“Grace Marked Generosity” Acts: To the End of the Earth
Scripture: Acts 2:42-47
The Christian faith is not just about knowledge and intellectual assent but about practice and intentional action. We live out what we believe. Some of the most difficult things about Christian discipleship are the things that address very concrete, tangible things in our lives. Acts 2:42-47 gives a picture of the early believers who were transformed by the gospel. This passage teaches us that the mark of God’s grace in our lives translates into generosity displayed in our lives.
The disciples who formed the first community of believers were genuinely transformed Christians. When they repented and believed the gospel of grace, Luke tells us that their souls were saved indicating that they were more than nominal Christians. They had truly repented of their sin and exercised saving faith in Christ. If we have been truly touched by God’s grace we will be transformed by that grace to do tangible acts of grace to one another. One of the clearest evidence of this is generosity.
The practice of the believers was to sell what they had and give generously to those who had need. But it’s hard to be radically and sacrificially generous when we feel we have a right to what is ours. The gospel frees us to view our rights in a new perspective. When we are united to Jesus by faith, our lives become patterned after his. And we see in Christ’s life that he gave up his rights for us in order that he could generously share those things with us. And when this grips our hearts and it sinks in, Acts 2 comes to life for us in a whole new way. We can actually become generous in a truly Christlike way. Eugene Peterson says that the gospel transforms our pronouns from “I” to “we” and “mine” to “ours.”
When God’s grace marks our generosity, he invites us to participate in his work of generosity in the world. He turns us from a stagnant pool that collects and hoards blessings to be a mighty river from which his generosity flows to others. And one of the most tangible ways, although certainly not the only way, is to be generous with our money. The Bible reminds us that money itself is not bad. It makes for a wonderful servant but an awful master. Generosity is a constant practice of reminding ourselves of this truth. This is why wealth is not antithetical to the kingdom of God. It is only antithetical when it rivals God for the throne of our hearts.
God calls us to generosity out of sacrifice, not out of abundance. This is the pattern of God’s own giving in John 3:16. He gave his one and only Son for us. This is not just a verse about God’s love but his generosity. He gave to the point where it hurt him even when we didn’t deserve it. In the same way we can then give in a way that hurts a little. The grace that the early believers experienced is the same grace at work in our own lives. We can begin to be generous in four ways:

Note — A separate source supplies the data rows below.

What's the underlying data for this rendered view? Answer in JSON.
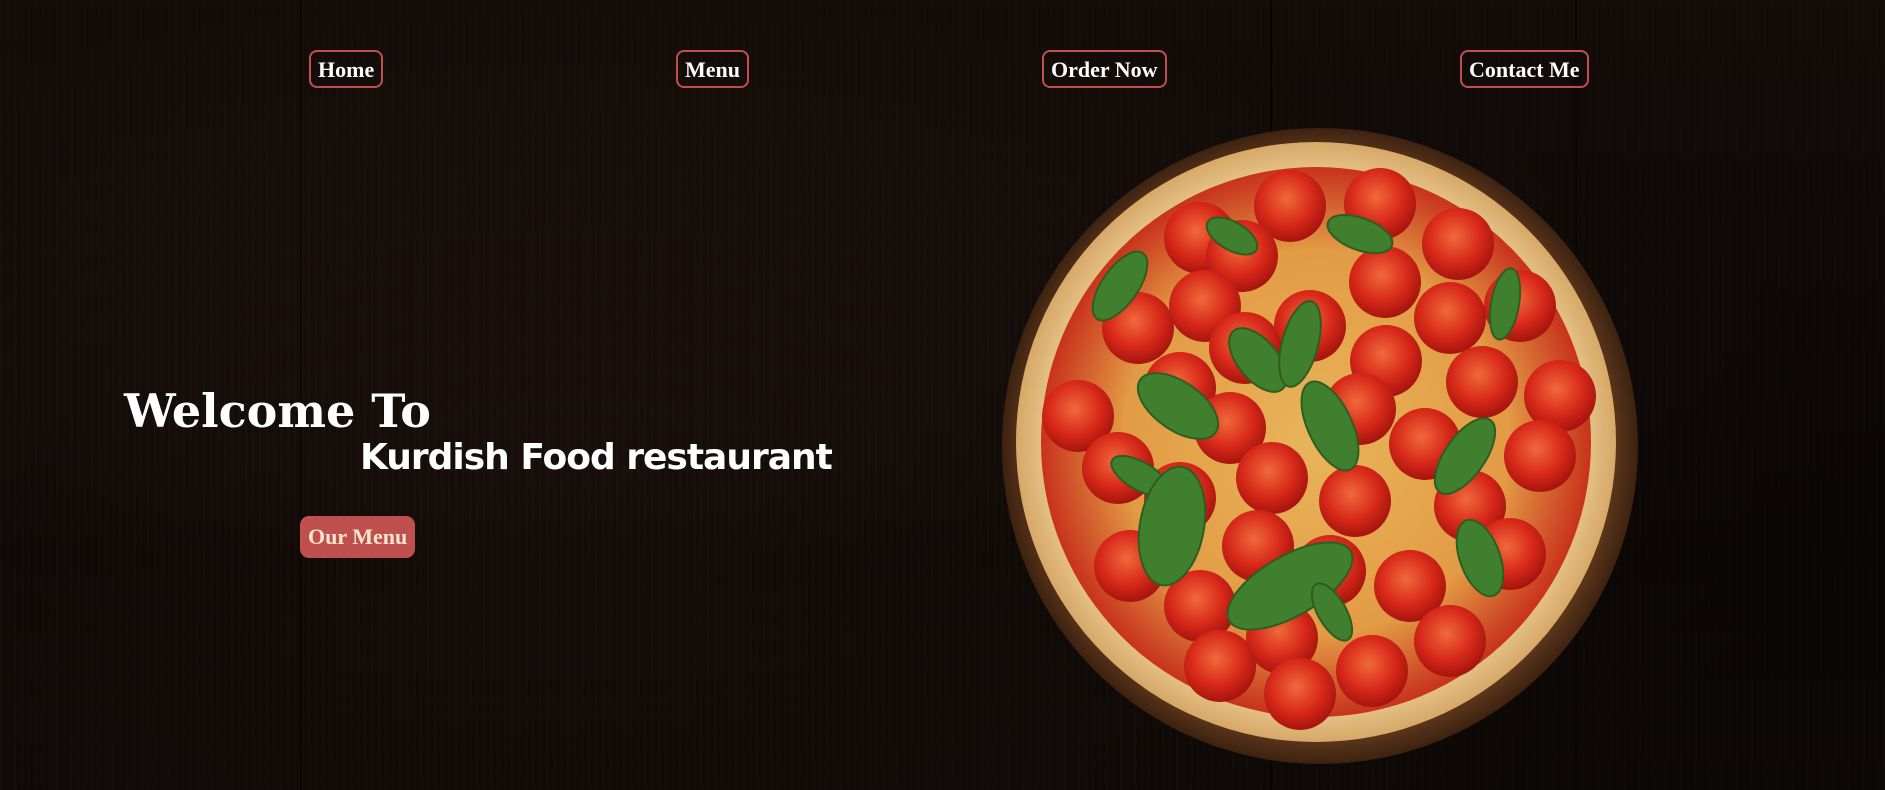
{
  "nav": {
    "items": [
      {
        "label": "Home"
      },
      {
        "label": "Menu"
      },
      {
        "label": "Order Now"
      },
      {
        "label": "Contact Me"
      }
    ]
  },
  "hero": {
    "welcome": "Welcome To",
    "restaurant_name": "Kurdish Food restaurant",
    "menu_button_label": "Our Menu"
  },
  "colors": {
    "accent": "#c0504d",
    "button_text": "#f7e6cf",
    "background": "#140c09"
  },
  "icons": {
    "hero_image": "pizza-image"
  }
}
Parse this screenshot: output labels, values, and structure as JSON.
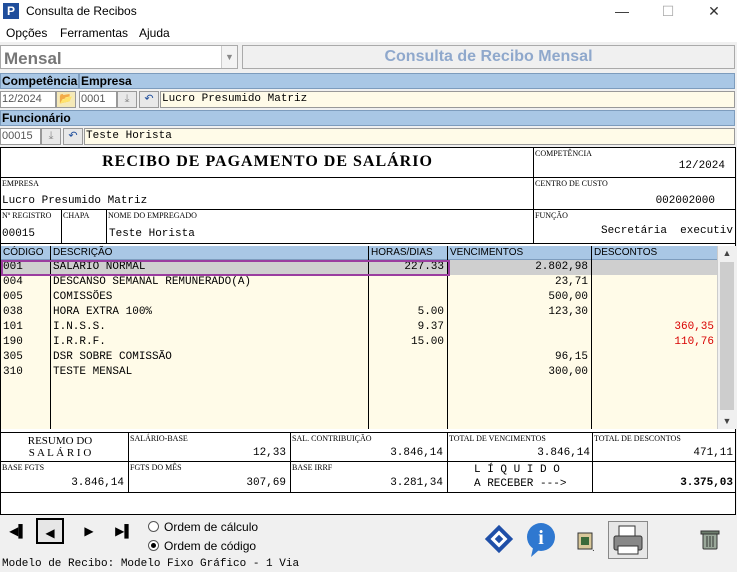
{
  "window": {
    "title": "Consulta de Recibos",
    "app_icon_letter": "P"
  },
  "menu": {
    "items": [
      "Opções",
      "Ferramentas",
      "Ajuda"
    ]
  },
  "period": {
    "value": "Mensal"
  },
  "header": {
    "title": "Consulta de Recibo Mensal"
  },
  "labels": {
    "competencia": "Competência",
    "empresa": "Empresa",
    "funcionario": "Funcionário"
  },
  "fields": {
    "competencia": "12/2024",
    "empresa_code": "0001",
    "empresa_name": "Lucro Presumido Matriz",
    "funcionario_code": "00015",
    "funcionario_name": "Teste Horista"
  },
  "receipt": {
    "title": "RECIBO DE PAGAMENTO DE SALÁRIO",
    "competencia_caption": "COMPETÊNCIA",
    "competencia": "12/2024",
    "empresa_caption": "EMPRESA",
    "empresa": "Lucro Presumido Matriz",
    "centro_custo_caption": "CENTRO DE CUSTO",
    "centro_custo": "002002000",
    "registro_caption": "Nº REGISTRO",
    "registro": "00015",
    "chapa_caption": "CHAPA",
    "nome_caption": "NOME DO EMPREGADO",
    "nome": "Teste Horista",
    "funcao_caption": "FUNÇÃO",
    "funcao": "Secretária  executiv"
  },
  "grid": {
    "columns": [
      "CÓDIGO",
      "DESCRIÇÃO",
      "HORAS/DIAS",
      "VENCIMENTOS",
      "DESCONTOS"
    ],
    "rows": [
      {
        "codigo": "001",
        "descricao": "SALÁRIO NORMAL",
        "horas": "227.33",
        "vencimentos": "2.802,98",
        "descontos": ""
      },
      {
        "codigo": "004",
        "descricao": "DESCANSO SEMANAL REMUNERADO(A)",
        "horas": "",
        "vencimentos": "23,71",
        "descontos": ""
      },
      {
        "codigo": "005",
        "descricao": "COMISSÕES",
        "horas": "",
        "vencimentos": "500,00",
        "descontos": ""
      },
      {
        "codigo": "038",
        "descricao": "HORA EXTRA 100%",
        "horas": "5.00",
        "vencimentos": "123,30",
        "descontos": ""
      },
      {
        "codigo": "101",
        "descricao": "I.N.S.S.",
        "horas": "9.37",
        "vencimentos": "",
        "descontos": "360,35"
      },
      {
        "codigo": "190",
        "descricao": "I.R.R.F.",
        "horas": "15.00",
        "vencimentos": "",
        "descontos": "110,76"
      },
      {
        "codigo": "305",
        "descricao": "DSR SOBRE COMISSÃO",
        "horas": "",
        "vencimentos": "96,15",
        "descontos": ""
      },
      {
        "codigo": "310",
        "descricao": "TESTE MENSAL",
        "horas": "",
        "vencimentos": "300,00",
        "descontos": ""
      }
    ]
  },
  "summary": {
    "resumo_line1": "RESUMO DO",
    "resumo_line2": "S A L Á R I O",
    "salario_base_caption": "SALÁRIO-BASE",
    "salario_base": "12,33",
    "sal_contribuicao_caption": "SAL. CONTRIBUIÇÃO",
    "sal_contribuicao": "3.846,14",
    "total_vencimentos_caption": "TOTAL DE VENCIMENTOS",
    "total_vencimentos": "3.846,14",
    "total_descontos_caption": "TOTAL DE DESCONTOS",
    "total_descontos": "471,11",
    "base_fgts_caption": "BASE FGTS",
    "base_fgts": "3.846,14",
    "fgts_mes_caption": "FGTS DO MÊS",
    "fgts_mes": "307,69",
    "base_irrf_caption": "BASE IRRF",
    "base_irrf": "3.281,34",
    "liquido_line1": "L Í Q U I D O",
    "liquido_line2": "A RECEBER --->",
    "liquido": "3.375,03"
  },
  "order": {
    "calculo": "Ordem de cálculo",
    "codigo": "Ordem de código",
    "selected": "codigo"
  },
  "footer": {
    "model": "Modelo de Recibo: Modelo Fixo Gráfico - 1 Via"
  }
}
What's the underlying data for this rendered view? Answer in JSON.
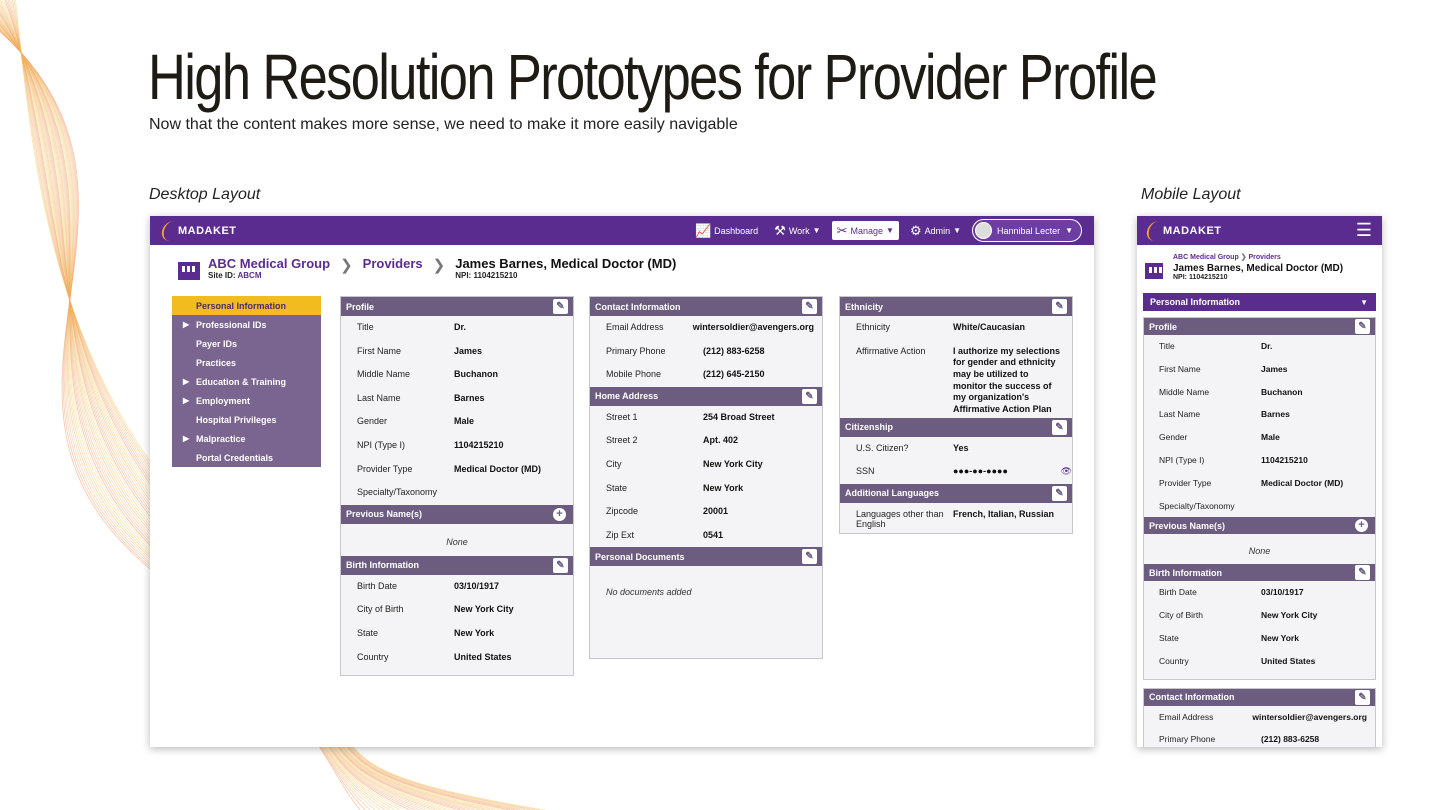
{
  "slide": {
    "title": "High Resolution Prototypes for Provider Profile",
    "subtitle": "Now that the content makes more sense, we need to make it more easily navigable",
    "desktop_label": "Desktop Layout",
    "mobile_label": "Mobile Layout"
  },
  "app": {
    "logo": "MADAKET",
    "nav": {
      "dashboard": "Dashboard",
      "work": "Work",
      "manage": "Manage",
      "admin": "Admin",
      "user": "Hannibal Lecter"
    },
    "brand_color": "#5b2c8f",
    "accent_color": "#f2bb1f"
  },
  "breadcrumb": {
    "org": "ABC Medical Group",
    "site_label": "Site ID:",
    "site_id": "ABCM",
    "providers": "Providers",
    "provider_name": "James Barnes, Medical Doctor (MD)",
    "npi": "NPI: 1104215210"
  },
  "side_menu": [
    {
      "label": "Personal Information",
      "expandable": false
    },
    {
      "label": "Professional IDs",
      "expandable": true
    },
    {
      "label": "Payer IDs",
      "expandable": false
    },
    {
      "label": "Practices",
      "expandable": false
    },
    {
      "label": "Education & Training",
      "expandable": true
    },
    {
      "label": "Employment",
      "expandable": true
    },
    {
      "label": "Hospital Privileges",
      "expandable": false
    },
    {
      "label": "Malpractice",
      "expandable": true
    },
    {
      "label": "Portal Credentials",
      "expandable": false
    }
  ],
  "profile": {
    "title": "Profile",
    "rows": [
      {
        "label": "Title",
        "value": "Dr."
      },
      {
        "label": "First Name",
        "value": "James"
      },
      {
        "label": "Middle Name",
        "value": "Buchanon"
      },
      {
        "label": "Last Name",
        "value": "Barnes"
      },
      {
        "label": "Gender",
        "value": "Male"
      },
      {
        "label": "NPI (Type I)",
        "value": "1104215210"
      },
      {
        "label": "Provider Type",
        "value": "Medical Doctor (MD)"
      },
      {
        "label": "Specialty/Taxonomy",
        "value": ""
      }
    ]
  },
  "previous_names": {
    "title": "Previous Name(s)",
    "none": "None"
  },
  "birth": {
    "title": "Birth Information",
    "rows": [
      {
        "label": "Birth Date",
        "value": "03/10/1917"
      },
      {
        "label": "City of Birth",
        "value": "New York City"
      },
      {
        "label": "State",
        "value": "New York"
      },
      {
        "label": "Country",
        "value": "United States"
      }
    ]
  },
  "contact": {
    "title": "Contact Information",
    "rows": [
      {
        "label": "Email Address",
        "value": "wintersoldier@avengers.org"
      },
      {
        "label": "Primary Phone",
        "value": "(212) 883-6258"
      },
      {
        "label": "Mobile Phone",
        "value": "(212) 645-2150"
      }
    ]
  },
  "home": {
    "title": "Home Address",
    "rows": [
      {
        "label": "Street 1",
        "value": "254 Broad Street"
      },
      {
        "label": "Street 2",
        "value": "Apt. 402"
      },
      {
        "label": "City",
        "value": "New York City"
      },
      {
        "label": "State",
        "value": "New York"
      },
      {
        "label": "Zipcode",
        "value": "20001"
      },
      {
        "label": "Zip Ext",
        "value": "0541"
      }
    ]
  },
  "documents": {
    "title": "Personal Documents",
    "empty": "No documents added"
  },
  "ethnicity": {
    "title": "Ethnicity",
    "rows": [
      {
        "label": "Ethnicity",
        "value": "White/Caucasian"
      },
      {
        "label": "Affirmative Action",
        "value": "I authorize my selections for gender and ethnicity may be utilized to monitor the success of my organization's Affirmative Action Plan"
      }
    ]
  },
  "citizenship": {
    "title": "Citizenship",
    "rows": [
      {
        "label": "U.S. Citizen?",
        "value": "Yes"
      },
      {
        "label": "SSN",
        "value": "●●●-●●-●●●●"
      }
    ]
  },
  "languages": {
    "title": "Additional Languages",
    "rows": [
      {
        "label": "Languages other than English",
        "value": "French, Italian, Russian"
      }
    ]
  },
  "mobile": {
    "crumb_org": "ABC Medical Group",
    "crumb_providers": "Providers",
    "section": "Personal Information"
  }
}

1. Giving tithes and offerings to the local church to support its work of kingdom advancement according to our core values.
2. Volunteering locally in acts and areas of mercy and justice that is generous in all forms of currency (money, time and energy).
3. Personally supporting and giving to various missionaries, church plants, organizations and institutions according to God-given convictions.
4. Meeting the personal needs of our community through intentional acts that seek to serve others.
As difficult as grace marked generosity is, God doesn’t call us to do anything that he doesn’t also empower us to do. We must remember that his grace will be our fuel to give when we don’t want to and it’ll be our comfort to give when we are scared to.
Group Discussion Questions
- Share something you found either interesting, memorable, convicting, confusing or challenging about the passage/sermon.
- What are some of the enemies of radical, sacrificial generosity? Which do you struggle with most? Jonathan Edwards said the difficulty with generosity is not that you can’t do it but that you can’t do what God says while keeping what you want. Can you identify an instance of this?
- What is your general attitude toward money? Have you ever experienced how money makes for a good servant in your life? What about an experience of money as an awful master?
- God calls us to be rivers that channel his generosity to others, not a pool that collects it for ourselves. Can you recount an experience of receiving somebody else’s generosity? Are there ways you can begin to cultivate practices of generosity in your own life?